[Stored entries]
+ + + + + + +

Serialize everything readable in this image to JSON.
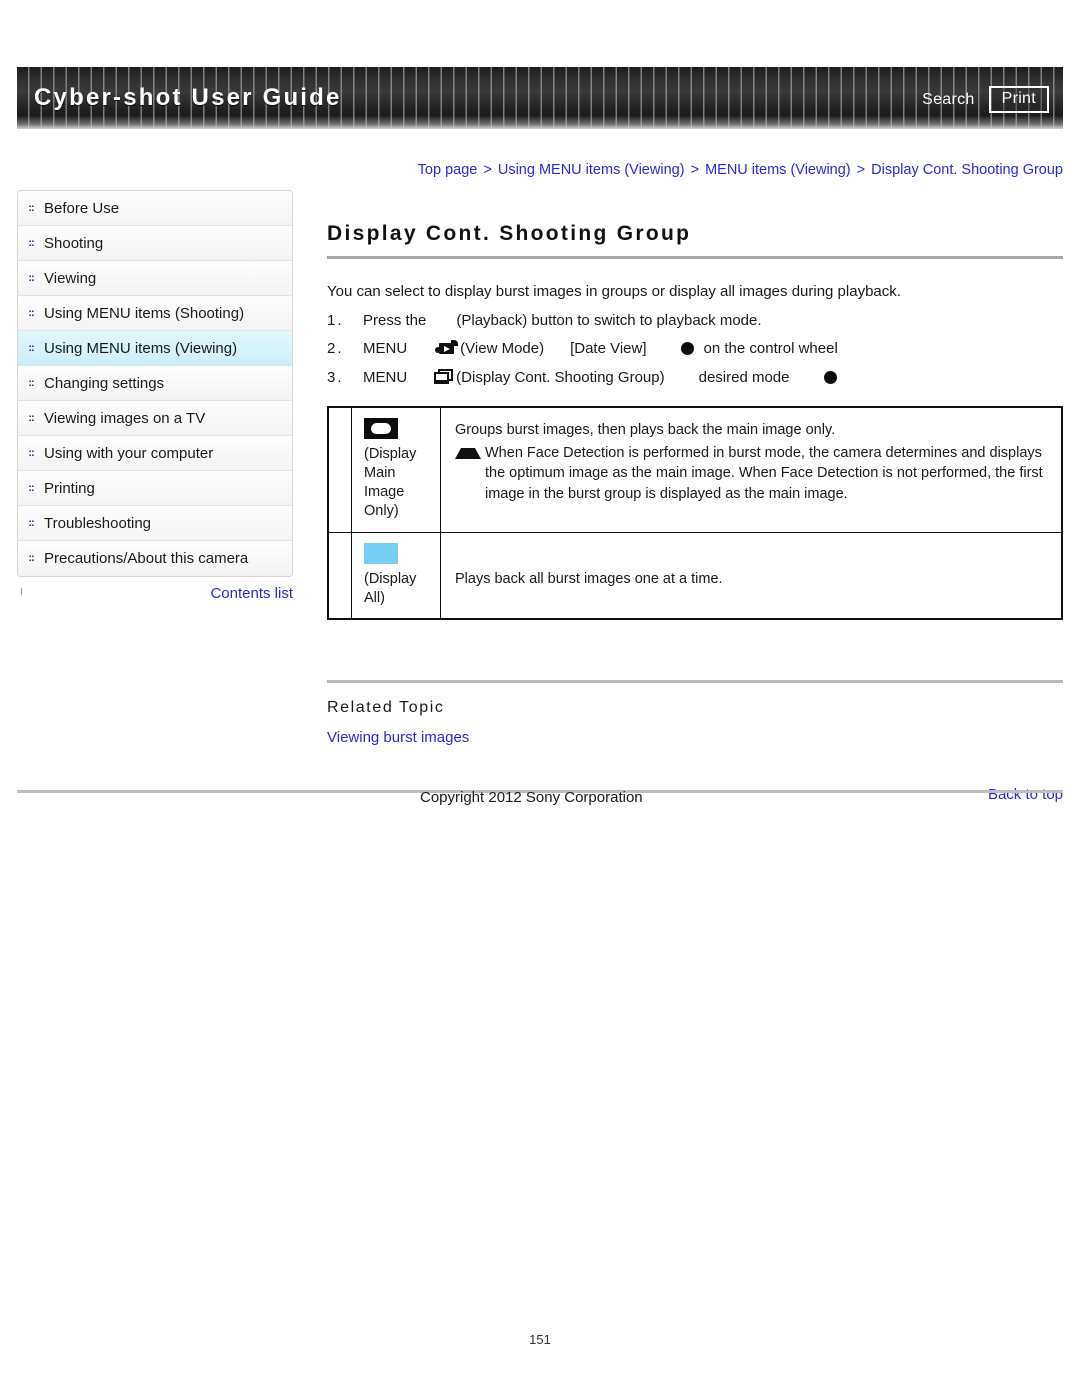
{
  "header": {
    "title": "Cyber-shot User Guide",
    "search_label": "Search",
    "print_label": "Print"
  },
  "breadcrumb": {
    "separator": ">",
    "items": [
      "Top page",
      "Using MENU items (Viewing)",
      "MENU items (Viewing)",
      "Display Cont. Shooting Group"
    ]
  },
  "sidebar": {
    "items": [
      {
        "label": "Before Use",
        "bullet": "::",
        "active": false
      },
      {
        "label": "Shooting",
        "bullet": "::",
        "active": false
      },
      {
        "label": "Viewing",
        "bullet": "::",
        "active": false
      },
      {
        "label": "Using MENU items (Shooting)",
        "bullet": "::",
        "active": false
      },
      {
        "label": "Using MENU items (Viewing)",
        "bullet": "::",
        "active": true
      },
      {
        "label": "Changing settings",
        "bullet": "::",
        "active": false
      },
      {
        "label": "Viewing images on a TV",
        "bullet": "::",
        "active": false
      },
      {
        "label": "Using with your computer",
        "bullet": "::",
        "active": false
      },
      {
        "label": "Printing",
        "bullet": "::",
        "active": false
      },
      {
        "label": "Troubleshooting",
        "bullet": "::",
        "active": false
      },
      {
        "label": "Precautions/About this camera",
        "bullet": "::",
        "active": false
      }
    ],
    "contents_link": "Contents list"
  },
  "main": {
    "title": "Display Cont. Shooting Group",
    "intro": "You can select to display burst images in groups or display all images during playback.",
    "steps": [
      {
        "number": "1.",
        "text_before": "Press the",
        "text_after": "(Playback) button to switch to playback mode.",
        "icon": "playback-icon"
      },
      {
        "number": "2.",
        "menu_label": "MENU",
        "icon": "view-mode-icon",
        "part1": "(View Mode)",
        "part2": "[Date View]",
        "part3": "on the control wheel"
      },
      {
        "number": "3.",
        "menu_label": "MENU",
        "icon": "display-cont-shooting-group-icon",
        "part1": "(Display Cont. Shooting Group)",
        "part2": "desired mode"
      }
    ],
    "table": {
      "rows": [
        {
          "icon": "display-main-image-only-icon",
          "icon_color": "#0d0d0d",
          "label": "(Display Main Image Only)",
          "description": "Groups burst images, then plays back the main image only.",
          "note": "When Face Detection is performed in burst mode, the camera determines and displays the optimum image as the main image. When Face Detection is not performed, the first image in the burst group is displayed as the main image."
        },
        {
          "icon": "display-all-icon",
          "icon_color": "#77cdf2",
          "label": "(Display All)",
          "description": "Plays back all burst images one at a time.",
          "note": ""
        }
      ]
    },
    "related": {
      "heading": "Related Topic",
      "links": [
        "Viewing burst images"
      ]
    },
    "back_to_top": "Back to top"
  },
  "footer": {
    "copyright": "Copyright 2012 Sony Corporation",
    "page_number": "151"
  },
  "colors": {
    "link": "#2a2ad0",
    "active_nav": "#cceef8",
    "display_all_swatch": "#77cdf2"
  }
}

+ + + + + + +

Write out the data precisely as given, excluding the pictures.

SOLUTION BELOW>
Serialize everything readable in this image to JSON.
{
  "header": {
    "title": "Cyber-shot User Guide",
    "search_label": "Search",
    "print_label": "Print"
  },
  "breadcrumb": {
    "separator": ">",
    "items": [
      "Top page",
      "Using MENU items (Viewing)",
      "MENU items (Viewing)",
      "Display Cont. Shooting Group"
    ]
  },
  "sidebar": {
    "items": [
      {
        "label": "Before Use",
        "bullet": "::",
        "active": false
      },
      {
        "label": "Shooting",
        "bullet": "::",
        "active": false
      },
      {
        "label": "Viewing",
        "bullet": "::",
        "active": false
      },
      {
        "label": "Using MENU items (Shooting)",
        "bullet": "::",
        "active": false
      },
      {
        "label": "Using MENU items (Viewing)",
        "bullet": "::",
        "active": true
      },
      {
        "label": "Changing settings",
        "bullet": "::",
        "active": false
      },
      {
        "label": "Viewing images on a TV",
        "bullet": "::",
        "active": false
      },
      {
        "label": "Using with your computer",
        "bullet": "::",
        "active": false
      },
      {
        "label": "Printing",
        "bullet": "::",
        "active": false
      },
      {
        "label": "Troubleshooting",
        "bullet": "::",
        "active": false
      },
      {
        "label": "Precautions/About this camera",
        "bullet": "::",
        "active": false
      }
    ],
    "contents_link": "Contents list"
  },
  "main": {
    "title": "Display Cont. Shooting Group",
    "intro": "You can select to display burst images in groups or display all images during playback.",
    "steps": [
      {
        "number": "1.",
        "text_before": "Press the",
        "text_after": "(Playback) button to switch to playback mode.",
        "icon": "playback-icon"
      },
      {
        "number": "2.",
        "menu_label": "MENU",
        "icon": "view-mode-icon",
        "part1": "(View Mode)",
        "part2": "[Date View]",
        "part3": "on the control wheel"
      },
      {
        "number": "3.",
        "menu_label": "MENU",
        "icon": "display-cont-shooting-group-icon",
        "part1": "(Display Cont. Shooting Group)",
        "part2": "desired mode"
      }
    ],
    "table": {
      "rows": [
        {
          "icon": "display-main-image-only-icon",
          "icon_color": "#0d0d0d",
          "label": "(Display Main Image Only)",
          "description": "Groups burst images, then plays back the main image only.",
          "note": "When Face Detection is performed in burst mode, the camera determines and displays the optimum image as the main image. When Face Detection is not performed, the first image in the burst group is displayed as the main image."
        },
        {
          "icon": "display-all-icon",
          "icon_color": "#77cdf2",
          "label": "(Display All)",
          "description": "Plays back all burst images one at a time.",
          "note": ""
        }
      ]
    },
    "related": {
      "heading": "Related Topic",
      "links": [
        "Viewing burst images"
      ]
    },
    "back_to_top": "Back to top"
  },
  "footer": {
    "copyright": "Copyright 2012 Sony Corporation",
    "page_number": "151"
  },
  "colors": {
    "link": "#2a2ad0",
    "active_nav": "#cceef8",
    "display_all_swatch": "#77cdf2"
  }
}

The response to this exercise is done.